With “Free Fallin’” and “Runnin’ Down a Dream”?
And “I Won’t Back Down.” But they didn’t hear a single. So this is what you’re
up against in the music business.
In the second section, Zollo asks specific questions about music. He goes
chronologically, and brings up just about every song in Petty’s catalog. The
responses range from a single sentence to two pages. Though it is
certainly interesting to hear about Petty’s personal life, this is the most
fascinating part of the book. It gives the fan an inside look at Petty’s
songwriting – how specific riffs and melodies were born, why a certain song was
written, and what it’s like to co-write with the likes of Mike Campbell, Jeff
Lynne or even the Traveling Wilburys.
In this excerpt, Petty discusses the recording of “Even The Losers”:
You said with “Even The Losers” that you had the song, but no words for
That’s the weirdest one ever. I still have a hard time believing that happened,
but it did. I had everything but the chorus. I had the tune for the chorus. And
I had the chords. And I was bold enough to say, ‘Let’s cut the thing.’ But I had
no idea what I was going to sing when I got to that point. And boom, divine
intervention, it just came out. “Even the losers get lucky some time.” The whole
thing. I don’t know if I even told [the band]…But I was kind of wondering what I
was gonna sing when that came. I was really happy. I’m not even going to
question where that came from. [Laughs]
Later, he discusses the methods used for the mixing of Wildflowers:
We’d do the first mix, we’d take it out on a cassette and play it in the car.
And listen to it in the car, and then go back into the studio. And we got so
attached to this one car, [Laughs] this one rental car, that there was this
panic one day when we couldn’t get it. [Laughs] Somebody had turned it in. We
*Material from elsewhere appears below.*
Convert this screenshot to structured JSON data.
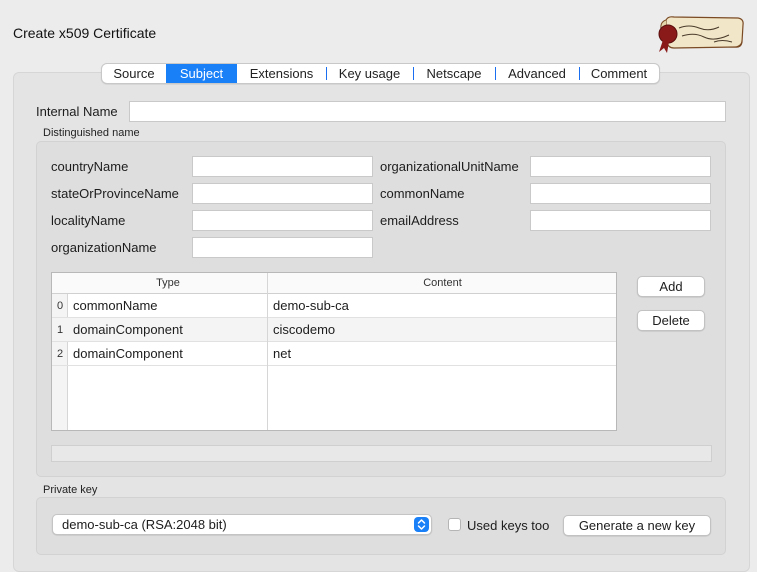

had to go find the right car, because we were used to that cassette player.
That’s how neurotic we got about it.
[Roger] McGuinn even came down once and he built a radio, where he could
broadcast from the studio. And he actually broadcast it from the studio to the
radio in the parking lot, and we’d listen to it on the radio. We were nuts.
[Laughs] Really nuts. We wanted it to sound really good on car radios.
Would you hear things on the car radio that would cause you to change the
Oh yeah. We’d listen in the car and go, ‘The bass drum’s not loud enough,’ or
this or that. And we’d go back in and make the adjustment.
As Petty writes in the foreword, "Conversations with Tom Petty" “is not an
autobiography” but it is certainly the “most in-depth biography” of the
Heartbreakers that’s ever been written. Petty is honest and witty throughout,
and just about any fan – from the most casual to the biggest die-hard – will
find it an enjoyable read.